Despite predictions of strong growth within the ports of Northern Europe, they do show lower overall increases than the rest of the continent, Sonke Maatsch of ISL told the JOC.

The report highlights six of Europe's major northern ports, including the Port of Hamburg, that projects export volumes to remain relatively flat on a month-to-month basis, yet a solid year-over-year growth, according to the Port Tracker forecast.

MSC adds third of five 13,050-TEUers to Far East-north Europe Lion service


GENEVA's Mediterranean Shipping Company (MSC) has received the third in a series of five ships ordered in October 2007 from the Daewoo Shipbuilding & Marine Engineering (DSME) in Korea to be chartered on its Far East-north Europe Lion service along with MSC Trieste delivered December 2011.

The renamed 13,050-TEU MSC Ariane charter is backed by Hamburg-based shipowner Reederei Claus Peter Offen and is to be joined by two remaining vessels in the coming four months to replace 8,400-9,200 TEU on this service.

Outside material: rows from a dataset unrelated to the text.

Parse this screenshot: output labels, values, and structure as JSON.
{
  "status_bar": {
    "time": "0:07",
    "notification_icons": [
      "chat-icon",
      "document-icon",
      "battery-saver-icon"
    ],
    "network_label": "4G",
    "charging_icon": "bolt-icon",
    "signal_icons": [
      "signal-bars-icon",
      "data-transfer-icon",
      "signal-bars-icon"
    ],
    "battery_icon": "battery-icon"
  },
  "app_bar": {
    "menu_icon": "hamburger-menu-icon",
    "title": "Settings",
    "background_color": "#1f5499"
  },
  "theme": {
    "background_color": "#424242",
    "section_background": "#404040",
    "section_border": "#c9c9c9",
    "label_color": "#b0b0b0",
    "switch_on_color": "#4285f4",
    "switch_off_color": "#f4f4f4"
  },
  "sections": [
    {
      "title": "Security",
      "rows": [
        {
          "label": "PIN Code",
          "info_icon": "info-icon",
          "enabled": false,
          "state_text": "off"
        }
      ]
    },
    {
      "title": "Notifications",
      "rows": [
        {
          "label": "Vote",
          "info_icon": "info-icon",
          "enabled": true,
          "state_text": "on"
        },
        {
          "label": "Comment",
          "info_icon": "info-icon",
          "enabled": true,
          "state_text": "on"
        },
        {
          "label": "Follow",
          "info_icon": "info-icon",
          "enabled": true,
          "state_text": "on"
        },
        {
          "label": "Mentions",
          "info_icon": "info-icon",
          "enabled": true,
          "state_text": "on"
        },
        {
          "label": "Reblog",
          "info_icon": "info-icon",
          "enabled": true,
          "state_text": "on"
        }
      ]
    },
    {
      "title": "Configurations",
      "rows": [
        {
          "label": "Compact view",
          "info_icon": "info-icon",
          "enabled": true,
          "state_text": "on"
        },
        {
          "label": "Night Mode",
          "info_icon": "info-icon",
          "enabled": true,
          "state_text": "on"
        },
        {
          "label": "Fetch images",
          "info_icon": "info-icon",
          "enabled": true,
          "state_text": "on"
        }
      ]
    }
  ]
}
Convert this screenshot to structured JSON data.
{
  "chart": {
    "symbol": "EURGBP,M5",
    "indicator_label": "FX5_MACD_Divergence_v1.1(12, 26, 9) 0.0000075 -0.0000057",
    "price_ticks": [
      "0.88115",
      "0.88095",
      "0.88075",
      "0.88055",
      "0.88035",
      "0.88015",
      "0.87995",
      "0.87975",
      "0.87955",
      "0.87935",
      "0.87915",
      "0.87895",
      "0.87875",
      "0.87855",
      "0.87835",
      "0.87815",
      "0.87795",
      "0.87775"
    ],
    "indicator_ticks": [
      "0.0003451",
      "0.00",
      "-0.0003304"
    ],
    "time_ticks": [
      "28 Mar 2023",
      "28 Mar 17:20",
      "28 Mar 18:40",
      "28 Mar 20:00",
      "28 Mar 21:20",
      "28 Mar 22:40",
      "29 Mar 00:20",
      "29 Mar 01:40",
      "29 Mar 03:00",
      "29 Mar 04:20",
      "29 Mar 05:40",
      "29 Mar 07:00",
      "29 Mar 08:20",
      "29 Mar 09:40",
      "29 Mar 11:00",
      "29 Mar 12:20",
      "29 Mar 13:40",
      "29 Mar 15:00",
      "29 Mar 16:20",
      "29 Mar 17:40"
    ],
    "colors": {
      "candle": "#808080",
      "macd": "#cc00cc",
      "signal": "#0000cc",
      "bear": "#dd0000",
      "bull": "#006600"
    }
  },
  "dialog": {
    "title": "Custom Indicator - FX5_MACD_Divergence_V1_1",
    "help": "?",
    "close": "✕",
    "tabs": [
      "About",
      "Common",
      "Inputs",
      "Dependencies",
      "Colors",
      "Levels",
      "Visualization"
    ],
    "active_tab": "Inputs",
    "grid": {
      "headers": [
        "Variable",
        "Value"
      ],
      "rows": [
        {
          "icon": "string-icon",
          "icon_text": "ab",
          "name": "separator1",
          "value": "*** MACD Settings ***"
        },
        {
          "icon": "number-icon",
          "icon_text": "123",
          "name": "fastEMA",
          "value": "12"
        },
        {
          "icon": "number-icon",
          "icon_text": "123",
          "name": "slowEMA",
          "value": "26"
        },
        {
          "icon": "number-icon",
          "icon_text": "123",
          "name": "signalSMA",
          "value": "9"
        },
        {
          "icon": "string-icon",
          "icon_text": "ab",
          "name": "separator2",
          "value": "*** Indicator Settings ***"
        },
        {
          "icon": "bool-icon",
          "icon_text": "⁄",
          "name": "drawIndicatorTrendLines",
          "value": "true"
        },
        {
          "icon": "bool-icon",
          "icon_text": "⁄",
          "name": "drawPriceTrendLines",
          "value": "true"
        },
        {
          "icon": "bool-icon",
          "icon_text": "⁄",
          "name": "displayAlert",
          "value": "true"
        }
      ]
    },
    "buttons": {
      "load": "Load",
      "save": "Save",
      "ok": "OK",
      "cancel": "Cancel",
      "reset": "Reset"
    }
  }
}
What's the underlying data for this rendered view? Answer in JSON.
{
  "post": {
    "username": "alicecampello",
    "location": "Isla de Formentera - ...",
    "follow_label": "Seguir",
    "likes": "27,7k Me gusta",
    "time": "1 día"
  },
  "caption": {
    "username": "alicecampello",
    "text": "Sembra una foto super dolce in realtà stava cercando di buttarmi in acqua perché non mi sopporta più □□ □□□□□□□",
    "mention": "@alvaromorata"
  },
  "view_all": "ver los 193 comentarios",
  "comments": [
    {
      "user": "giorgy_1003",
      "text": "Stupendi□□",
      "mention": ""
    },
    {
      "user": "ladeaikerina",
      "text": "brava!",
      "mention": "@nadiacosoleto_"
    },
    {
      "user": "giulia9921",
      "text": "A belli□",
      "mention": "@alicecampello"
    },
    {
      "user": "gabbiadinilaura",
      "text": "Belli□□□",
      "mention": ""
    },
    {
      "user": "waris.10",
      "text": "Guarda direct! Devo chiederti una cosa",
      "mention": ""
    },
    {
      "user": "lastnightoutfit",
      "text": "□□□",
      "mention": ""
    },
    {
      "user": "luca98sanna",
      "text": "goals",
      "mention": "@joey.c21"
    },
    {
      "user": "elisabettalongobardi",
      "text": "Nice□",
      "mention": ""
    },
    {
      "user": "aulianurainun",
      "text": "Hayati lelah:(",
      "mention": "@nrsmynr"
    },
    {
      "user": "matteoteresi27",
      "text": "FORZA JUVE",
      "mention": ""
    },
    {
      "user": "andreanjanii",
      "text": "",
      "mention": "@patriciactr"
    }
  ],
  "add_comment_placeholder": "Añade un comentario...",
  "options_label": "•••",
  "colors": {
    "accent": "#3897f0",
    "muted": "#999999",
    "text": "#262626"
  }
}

Wednesday, 1 February 2012

Felixstowe: Four arrested in alleged tobacco-smuggling plot


FELIXSTOWE: Four suspected smugglers are on bail today after large quantities of hand-rolling tobacco were seized at Felixstowe and Southampton ports.


They include a 40-year-old woman who was arrested earlier this month on suspicion of evading more than £1million in excise duty, following the discovery of hauls totalling 6.5 tonnes.

UK Border Agency officers uncovered the three separate cargo loads of tobacco, which were recorded on import documents as ‘Chinese Herbs’, last April.

Three tonnes were
seized at Felixstowe, while around three-and-a-half tonnes were found at Southampton.

Each illegal consignment was referred to criminal investigators of HM Revenue and Customs for investigation.

It is estimated the total haul could have made over 12 million cigarettes.

The woman was arrested in Croydon, Greater London.

Meanwhile three men, aged 25, 29, and 36, were also detained in North Kensington, London, in relation to 1.65 tonnes of tobacco seized at Southampton Container Port in December 2011.

All the suspects are Chinese nationals. At least one of the men is believed to be in the county illegally.

A home in Croydon, three in London, and a commercial address in North Kensington, London, have been searched by customs officers, as the investigation continues.

The inquiry has already spanned a nine-month period as the Felixstowe seizure was made in April last year.

The female suspect has been released on bail until April 24, while the men are on bail until April 19.

All four were arrested for being knowingly concerned in the fraudulent evasion of excise duty chargeable on tobacco.

HM Revenue & Customs spokesman Bob Gaiger said: “Smuggling cigarettes and tobacco into the UK can have a devastating impact on legitimate traders and deprives the nation of around £2billion a year in lost revenue which is needed for vital public services.

“We urge people to work more closely with us in the fight against crime and encourage anyone who is aware of illicit cigarettes or tobacco being smuggled into or sold in the UK to contact the Customs hotline 0800 59 5000 or e-mail customs.hotline@hmrc.gsi.gov.uk.”